PNG needs Channel 7 publicity machine

Channel 7 publicity machine more needed in PNGChannel 7's recent action in sending its current affairs host, Naomi Robson, to Papua to try to save a young boy from ritual killing, was nothing if it was not bizarre. But it achieved what many believe was its real intention, which was to secure publicity for Robson and her program Today Tonight.

If the station really cared about the plight of young people in our neighbourhood, it would have given priority to coverage of Papua New Guinea's AIDS crisis. Peter Cronau, of ABC TV's Four Corners, writes in this issue of Eureka Street that recent estimates put the number infected by the virus to be as high as 100,000. He says AusAID research points to a collapse of the country's economy, and consequent suffering at a catastrophic level. There has been little coverage of the impact of AIDS in Papua New Guinea, which needs Australia's attention much more urgently than the Papuan boy Wa-Wa.
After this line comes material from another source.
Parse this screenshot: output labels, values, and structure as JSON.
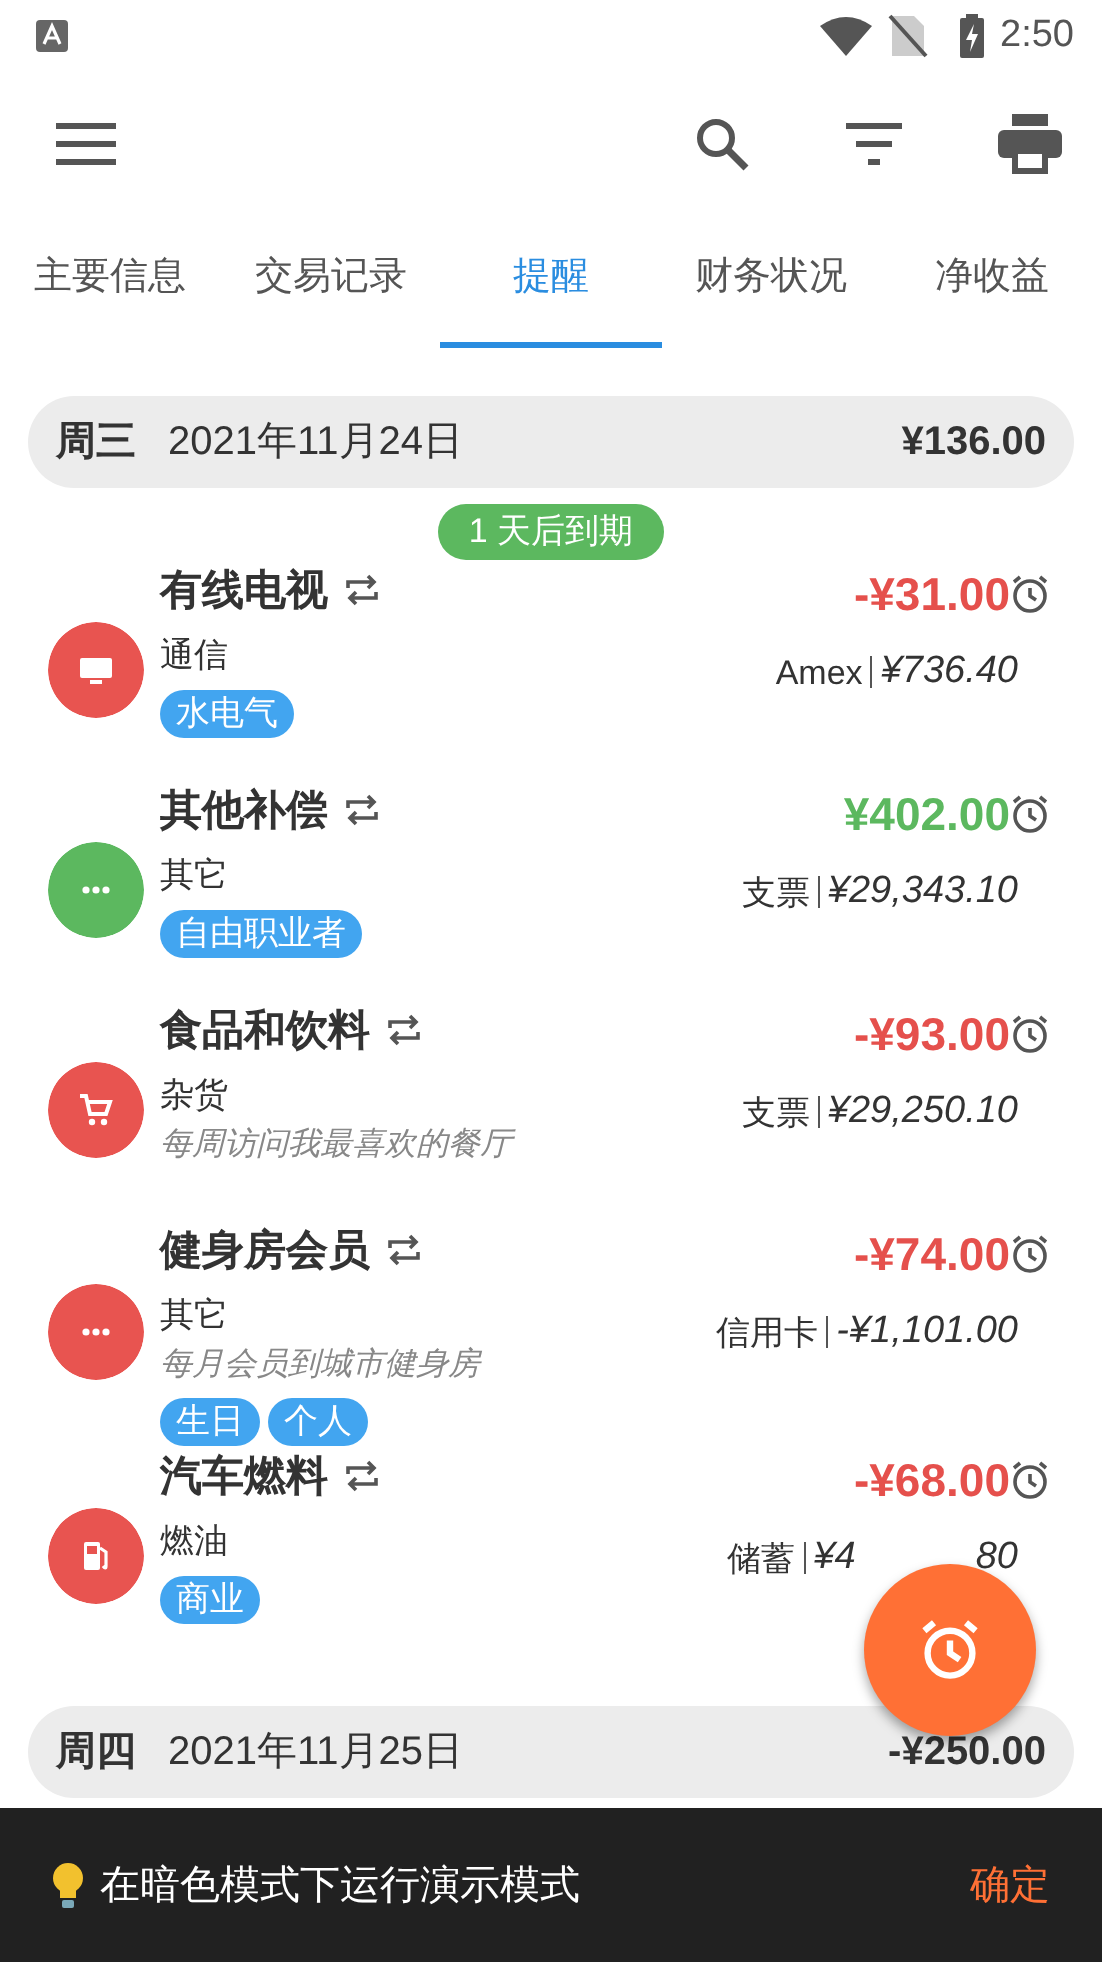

Channel 7 publicity machine more needed in PNGThat's not to say that the reality of children exploited by adults is not a serious and significant problem. In this issue of Eureka Street, we report that it continues to occur in large numbers in Uganda, despite a peace agreement between the Government and the LRA rebels. Many Ugandan children, living in fear that they will be kidnapped and used as child soldiers or sex slaves, face the likely closure of the Government shelters that offer them safety, and the ability to live at least some of their childhood.

In another article, titled "Boys need not be boys forever", Tim Martyn writes that the childhood of men in western countries is extended by their refusal to face adversity head on. Tim, who has just left Jesuit Social Services in Melbourne to study at the London School of Economics, recently witnessed tribal initiation rituals in western Kenya. While not supporting their brutality, he does believe the young men of the Bukusu tribe are better equipped to face life challenges than their counterparts in the West.

 

 

submit a comment

Similar Articles

Catastrophe on Australia's doorstep (essay)

  • Peter Cronau
  • 16 October 2006

Barely reported by Australia's media, Papua New Guinea's AIDS crisis is on track to cause the collapse of the country's economy, with AusAID forcasting a 37.5% decline in the labour force by 2020.

READ MORE

Onus now on those who supported Thai coup

  • Minh Nguyen
  • 16 October 2006

A former army commander who once declared "the army should never be involved in politics", Surayud Chulanont, was appointed Thailand's interim prime minister at the weekend. But the irony of this appointment matters little in a coup marked by paradoxes.

READ MORE

We've updated our privacy policy.

Click to review